were elated to an insolent pitch by their arrival. For all that, the Pisans, irritated when they saw them coming, went forth boldly to meet them; for their appearance was that of men disposed to fight. Falling upon the duke of Burgundy, who seemed to be their leader, they surrounded him, and having pierced his horse with a lance, threw him to the ground; they then retreated to the city, and closed and bolted the gates, as a precaution against any unforeseen accidents which might happen. For they had heard that the Genoese had sent to the marquis to ask him to come as quickly as possible, and seize the city of Acre, which they promised to deliver over to him. The Pisans, therefore, took every precaution against this faction, for their own safety and that of the city. The marquis, without a moment’s delay, came to Acre in his galleys, with a large number of armed men, in the hope of seizing on the city unawares; and on their arrival, the Pisans attacked them manfully with petrariǽ and mangonels; and confiding in their own valour, and the justice of their cause, they resisted their adversaries for three days, and fought bravely with them, until they sent a message to King Richard to inform him of the state of affairs, and bid him come with all speed. The king was then at Cǽsarea, on his way to the conference with the marquis, when the messengers arrived, and set forth the whole matter, and asked of him on the part of the Pisans, to come quickly and preserve the city: they then returned to Acre under favour of the darkness of the night. The marquis, on hearing that King Richard was close at hand, returned hastily to Tyre, as if conscious that the king’s coming betokened ill to himself. For all his haste, the duke of Burgundy and the French reached Tyre first. But King Richard, on learning the confused state of things on his arrival at Acre, took upon himself to arrange everything on the day after Ash Wednesday, as if he were the only man left
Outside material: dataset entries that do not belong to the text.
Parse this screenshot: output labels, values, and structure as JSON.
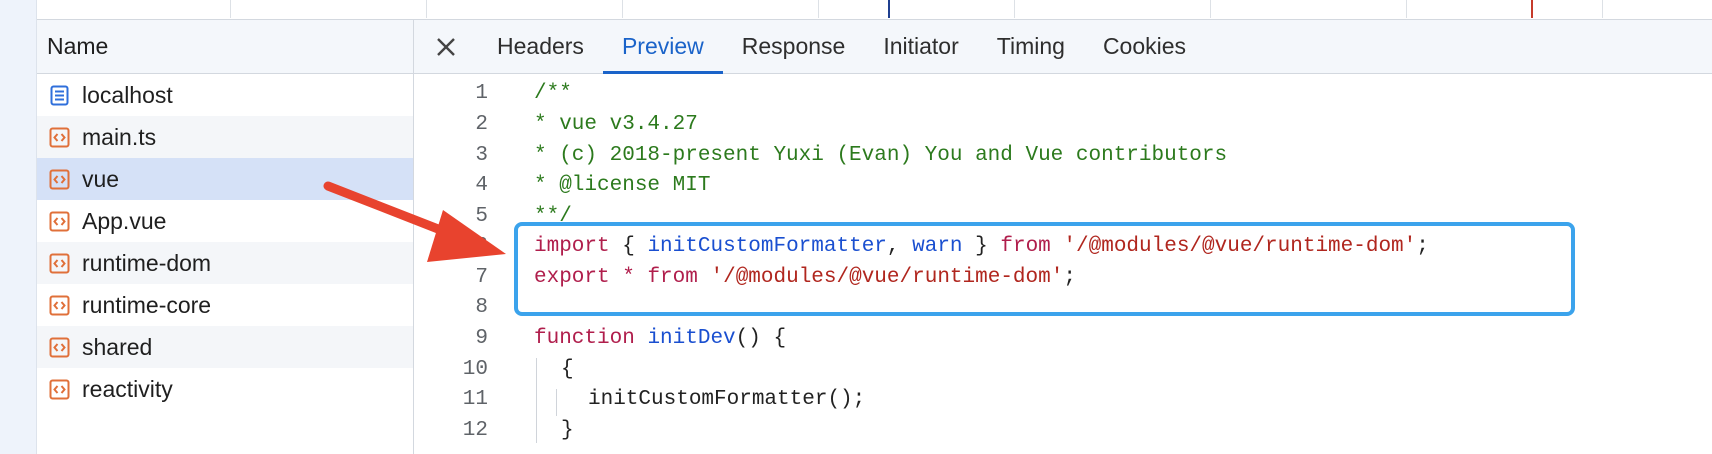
{
  "requests": {
    "header": "Name",
    "items": [
      {
        "label": "localhost",
        "icon": "document-icon"
      },
      {
        "label": "main.ts",
        "icon": "script-icon"
      },
      {
        "label": "vue",
        "icon": "script-icon"
      },
      {
        "label": "App.vue",
        "icon": "script-icon"
      },
      {
        "label": "runtime-dom",
        "icon": "script-icon"
      },
      {
        "label": "runtime-core",
        "icon": "script-icon"
      },
      {
        "label": "shared",
        "icon": "script-icon"
      },
      {
        "label": "reactivity",
        "icon": "script-icon"
      }
    ],
    "selected_index": 2
  },
  "tabs": {
    "items": [
      "Headers",
      "Preview",
      "Response",
      "Initiator",
      "Timing",
      "Cookies"
    ],
    "active": "Preview"
  },
  "code": {
    "lines": [
      {
        "n": "1",
        "t": "/**"
      },
      {
        "n": "2",
        "t": "* vue v3.4.27"
      },
      {
        "n": "3",
        "t": "* (c) 2018-present Yuxi (Evan) You and Vue contributors"
      },
      {
        "n": "4",
        "t": "* @license MIT"
      },
      {
        "n": "5",
        "t": "**/"
      },
      {
        "n": "6",
        "t": "import { initCustomFormatter, warn } from '/@modules/@vue/runtime-dom';"
      },
      {
        "n": "7",
        "t": "export * from '/@modules/@vue/runtime-dom';"
      },
      {
        "n": "8",
        "t": ""
      },
      {
        "n": "9",
        "t": "function initDev() {"
      },
      {
        "n": "10",
        "t": "{"
      },
      {
        "n": "11",
        "t": "initCustomFormatter();"
      },
      {
        "n": "12",
        "t": "}"
      }
    ],
    "tokens": {
      "import": "import",
      "lbrace": "{",
      "initCustomFormatter": "initCustomFormatter",
      "comma": ",",
      "warn": "warn",
      "rbrace": "}",
      "from": "from",
      "path": "'/@modules/@vue/runtime-dom'",
      "semi": ";",
      "export": "export",
      "star": "*",
      "function": "function",
      "initDev": "initDev",
      "parens_brace": "() {",
      "call": "initCustomFormatter();"
    }
  },
  "colors": {
    "accent": "#1a63c9",
    "selected_row": "#d5e1f7",
    "comment": "#2c7a1d",
    "keyword": "#b01e4c",
    "string": "#b0261e",
    "identifier": "#1a4fd0",
    "highlight_box": "#3ba3ec",
    "annotation_arrow": "#e8432e"
  }
}
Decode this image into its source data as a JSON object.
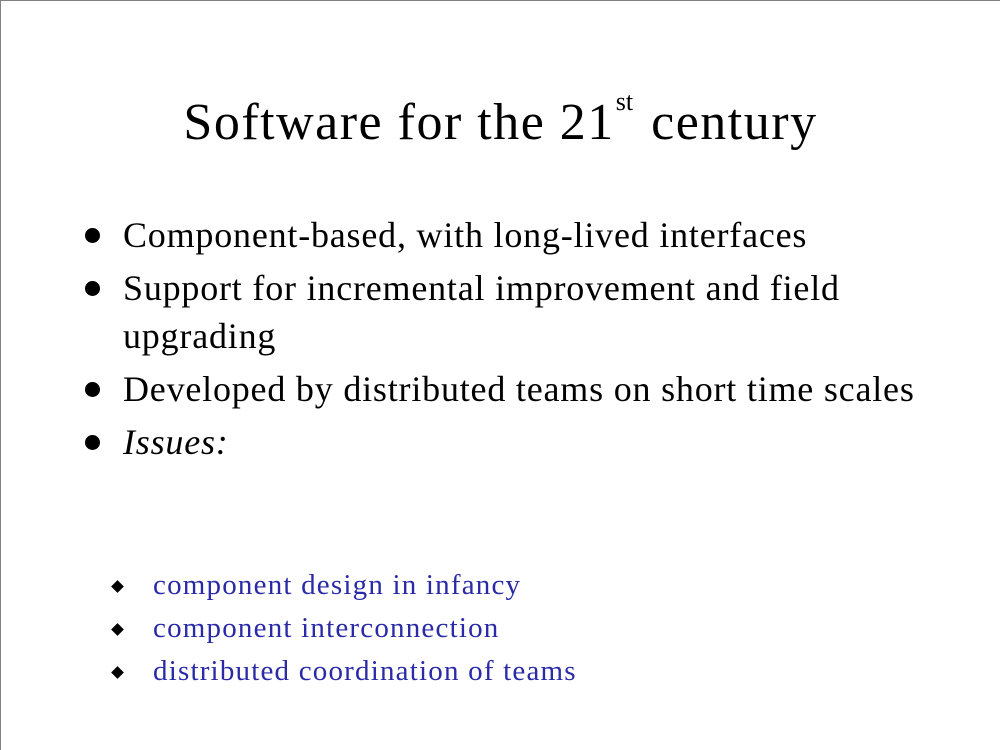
{
  "slide": {
    "title": {
      "main": "Software for the 21",
      "superscript": "st",
      "tail": "century"
    },
    "bullets": [
      {
        "text": "Component-based, with long-lived interfaces",
        "italic": false
      },
      {
        "text": "Support for incremental improvement and field upgrading",
        "italic": false
      },
      {
        "text": "Developed by distributed teams on short time scales",
        "italic": false
      },
      {
        "text": "Issues:",
        "italic": true
      }
    ],
    "sub_bullets": [
      "component design in infancy",
      "component interconnection",
      "distributed coordination of teams"
    ],
    "colors": {
      "text": "#000000",
      "sub_bullet_text": "#2a2aa8",
      "background": "#ffffff"
    }
  }
}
in the place; and having called the people together, he persuaded them, with most convincing arguments, that nothing was more commendable, amongst comrades, than friendship, nothing pleasanter than good fellowship, or sweeter than peace and concord, or more lasting than unity; and, on the contrary, that nothing was more dangerous to the continuance of peace, or more pernicious than ill-will, for it loosened the bonds of affection: in fine, that whatever was bound by mutual charity, and strengthened by the graceful ties of friendship, was always dissolved by the fermentations of envy. By means of such arguments, King Richard reconciled the Genoese and Pisans, and caused them to unite in harmony and concord, and re-established their former good understanding
Chapter XI. - How King Richard held a conference with the marquis at the castle of Ymbric, and admonished him to return and join the army, and how, on his refusing, he disinherited him of the lands and revenues which had been promised to him.
King Richard, having pacified them in this manner, sent a messenger to the marquis to return to the conference at Ymbric, and try if they could, with the help of the divine grace, come to an amicable understanding about the arrangement of affairs, in order that the government of the kingdom might be the better administered by their joint efforts. They therefore met, and held a long conference, but to little purpose. The marquis brought forward, as a pretext for not performing his duty, the retirement of the duke of Burgundy and the French; and returning to Tyre, concealed himself in his wife’s chambers, away from camps and war. King Richard, perceiving that the duke of Burgundy and the marquis, as well as the French, had now voluntarily absented themselves from the army, and reflecting deeply on the terms of peace which had been agreed upon, hesitated for a long time in his mind what it was best to do under the circumstances, and took into his counsel the leaders and more discreet men of the army, to ascertain what they thought most expedient; and they, after carefully weighing the merits of the whole matter, adjudged that the marquis had forfeited his claim to the kingdom which had been promised
him, and that, in consequence of his doubtful and prevaricating conduct, he should be deprived of all his revenues. In consequence of this decision, great discord arose between the nobles of the French and King Richard, and especially between him and the marquis, who, as he had often done before, importuned all the French to quit Ascalon, and come to him at Tyre; thus throwing the kingdom and country into such a state of confusion, that King Richard, fully aware of his treachery, remained in Acre from the day after Ash Wednesday until the Tuesday before Easter. For it is the part of a prudent man to take precautions even against an humble foe.
Chapter XII. - How, while King Richard was at Acre, our men at Joppa and Ascalon made an expedition and brought back an immense booty; and how King Richard knighted Saphadin’s son.
On the third day, before Palm Sunday, a number of young men at